Smithsonian Journeys Experts

Richard Kurin

photo of Richard Kurin

Dr. Richard Kurin serves as the Smithsonian Institution’s Under Secretary for History, Art, and Culture with responsibility for most of its museums including the National Museum of American History, the National Museum of the American Indian, the Smithsonian American Art Museum, the National Portrait Gallery, the Freer and Sackler Galleries, the Hirshhorn Museum and Sculpture Garden, the Cooper-Hewitt National Design Museum, the Anacostia Community Museum, the National Museum of African Art, the National Postal Museum, and others including the soon to be built National Museum of African American History and Culture.

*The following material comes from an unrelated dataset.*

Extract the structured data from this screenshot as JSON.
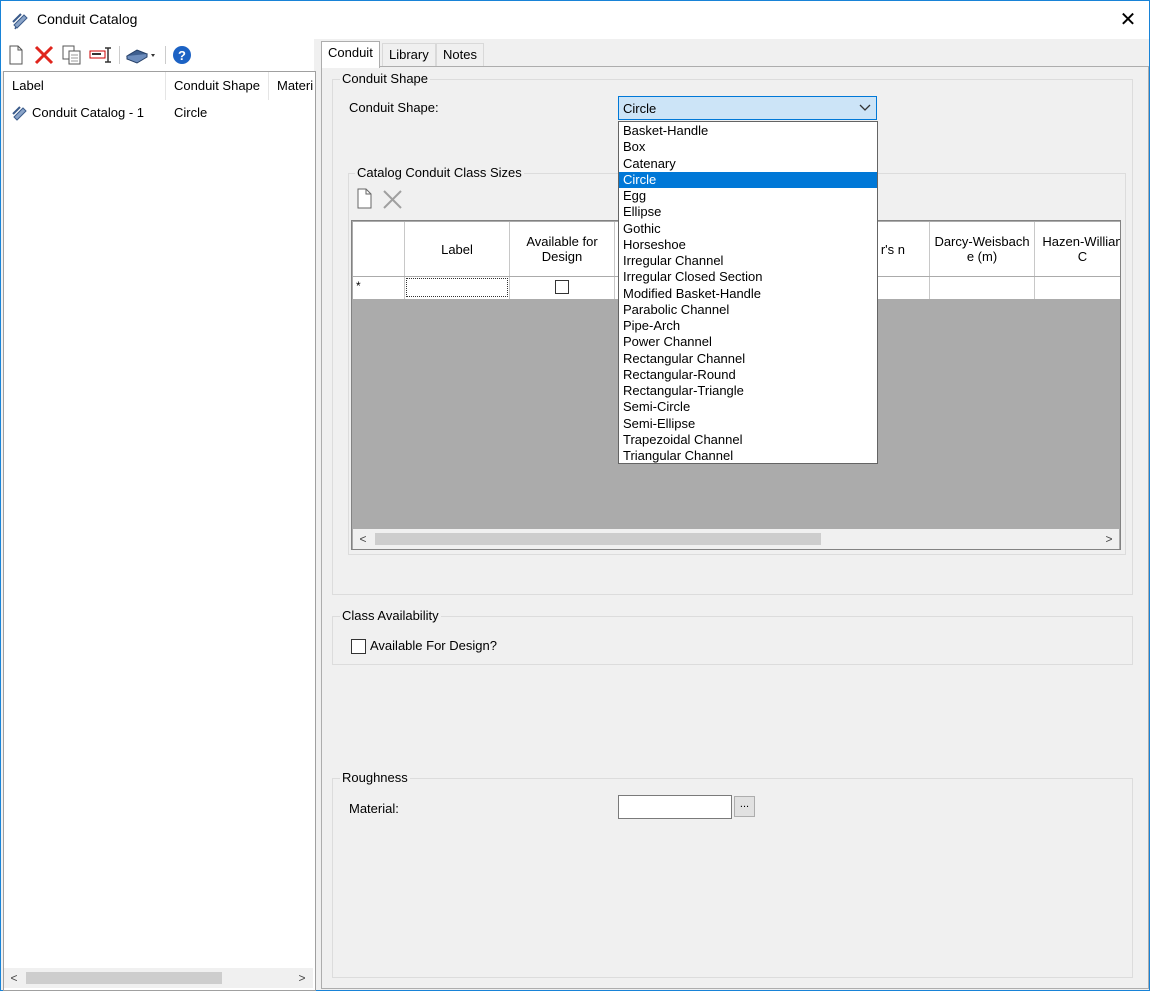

He also oversees research and outreach programs, including the Smithsonian’s Traveling Exhibition Service, The Smithsonian Associates, the Smithsonian Channel, and the Smithsonian Affiliates—a network of 168 museums across the U.S.

A former Fulbright-Hays fellow who has conducted most of his research in India and Pakistan, Kurin earned his Ph.D. in cultural anthropology from the University of Chicago, and taught at The Johns Hopkins University Nitze School of Advanced International Studies. He is the author of Hope Diamond: The Legendary History of a Cursed Gem, and Reflections of a Cultural Broker: A View from the Smithsonian, as well as numerous other books and scholarly articles. He served on the U.S. Commission for UNESCO, has been the keynote speaker for the International Council of Museums, and delivered the founder’s lecture for Harvard University'’s Peabody Museum.

He first worked for the Smithsonian in 1976 for the Bicentennial of the U.S. For decades he directed the Center for Folklife and Cultural Heritage, responsible for the Smithsonian Folklife Festival held every summer on the National Mall, Smithsonian Folkways Recordings and other cultural programs and products that have won Grammy, Emmy, Academy, and Webby awards. He'’s worked with all sorts of cultural figures, from Pete Seeger, Yo-Yo Ma, Mickey Hart, and Bernice Johnson Reagon to the Aga Khan and the Dali Lama. He helped draft an international treaty on safeguarding the world’s living cultural heritage now ratified by over 100 nations. He has produced major events for the Atlanta Olympics, the Smithsonian'’s 150th anniversary, the opening of the World War II Memorial, the opening of the National Museum of the American Indian, and programs for numerous presidential inaugurals, including that of President Obama. He represents the Smithsonian on the President’s Committee for the Arts and Humanities, the White House Historical Association and numerous other boards. Currently he is developing a major international museum professional training initiative and also leading U.S. efforts to help Haiti rescue and recover its cultural heritage damaged and endangered in the devastating January earthquake.